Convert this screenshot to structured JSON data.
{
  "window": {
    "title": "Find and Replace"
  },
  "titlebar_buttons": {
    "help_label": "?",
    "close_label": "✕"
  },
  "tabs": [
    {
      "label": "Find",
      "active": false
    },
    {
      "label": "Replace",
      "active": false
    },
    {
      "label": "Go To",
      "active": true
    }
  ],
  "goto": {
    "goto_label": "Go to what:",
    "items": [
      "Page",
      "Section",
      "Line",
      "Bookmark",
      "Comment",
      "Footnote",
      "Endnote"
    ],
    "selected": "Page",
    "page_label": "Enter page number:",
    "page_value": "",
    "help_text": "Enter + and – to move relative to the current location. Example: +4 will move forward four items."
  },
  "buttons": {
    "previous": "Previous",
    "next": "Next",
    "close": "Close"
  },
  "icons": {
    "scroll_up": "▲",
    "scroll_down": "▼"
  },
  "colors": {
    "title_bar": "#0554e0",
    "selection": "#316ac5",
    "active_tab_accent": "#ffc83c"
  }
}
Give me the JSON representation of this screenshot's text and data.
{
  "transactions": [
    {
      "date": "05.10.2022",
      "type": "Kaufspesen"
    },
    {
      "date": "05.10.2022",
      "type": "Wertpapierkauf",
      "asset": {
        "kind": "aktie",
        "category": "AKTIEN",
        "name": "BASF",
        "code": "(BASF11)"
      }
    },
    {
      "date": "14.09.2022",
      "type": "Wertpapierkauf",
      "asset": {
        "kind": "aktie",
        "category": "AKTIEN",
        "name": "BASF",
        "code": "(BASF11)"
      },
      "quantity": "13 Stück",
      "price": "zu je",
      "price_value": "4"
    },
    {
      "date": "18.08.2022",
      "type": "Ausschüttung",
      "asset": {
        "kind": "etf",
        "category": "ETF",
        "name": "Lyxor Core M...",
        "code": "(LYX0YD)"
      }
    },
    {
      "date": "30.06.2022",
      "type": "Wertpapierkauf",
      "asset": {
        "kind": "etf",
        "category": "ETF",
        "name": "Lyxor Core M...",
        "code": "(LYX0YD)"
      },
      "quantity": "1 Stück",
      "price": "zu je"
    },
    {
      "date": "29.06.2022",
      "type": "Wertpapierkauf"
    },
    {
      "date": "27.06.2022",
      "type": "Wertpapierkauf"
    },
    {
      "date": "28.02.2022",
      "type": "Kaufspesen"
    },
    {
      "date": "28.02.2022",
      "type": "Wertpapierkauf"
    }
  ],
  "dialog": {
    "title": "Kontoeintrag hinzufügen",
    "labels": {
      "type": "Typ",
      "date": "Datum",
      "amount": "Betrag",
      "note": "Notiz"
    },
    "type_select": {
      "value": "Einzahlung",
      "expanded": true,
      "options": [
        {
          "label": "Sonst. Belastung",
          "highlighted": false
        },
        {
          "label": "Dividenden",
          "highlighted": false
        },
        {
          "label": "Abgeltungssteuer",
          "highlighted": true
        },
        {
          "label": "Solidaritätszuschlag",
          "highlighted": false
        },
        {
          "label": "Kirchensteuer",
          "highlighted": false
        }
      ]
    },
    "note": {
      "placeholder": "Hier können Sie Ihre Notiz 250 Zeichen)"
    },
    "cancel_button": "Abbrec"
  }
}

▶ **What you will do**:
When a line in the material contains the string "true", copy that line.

▶ **Written response**:
      "active": true
      "expanded": true,
          "highlighted": true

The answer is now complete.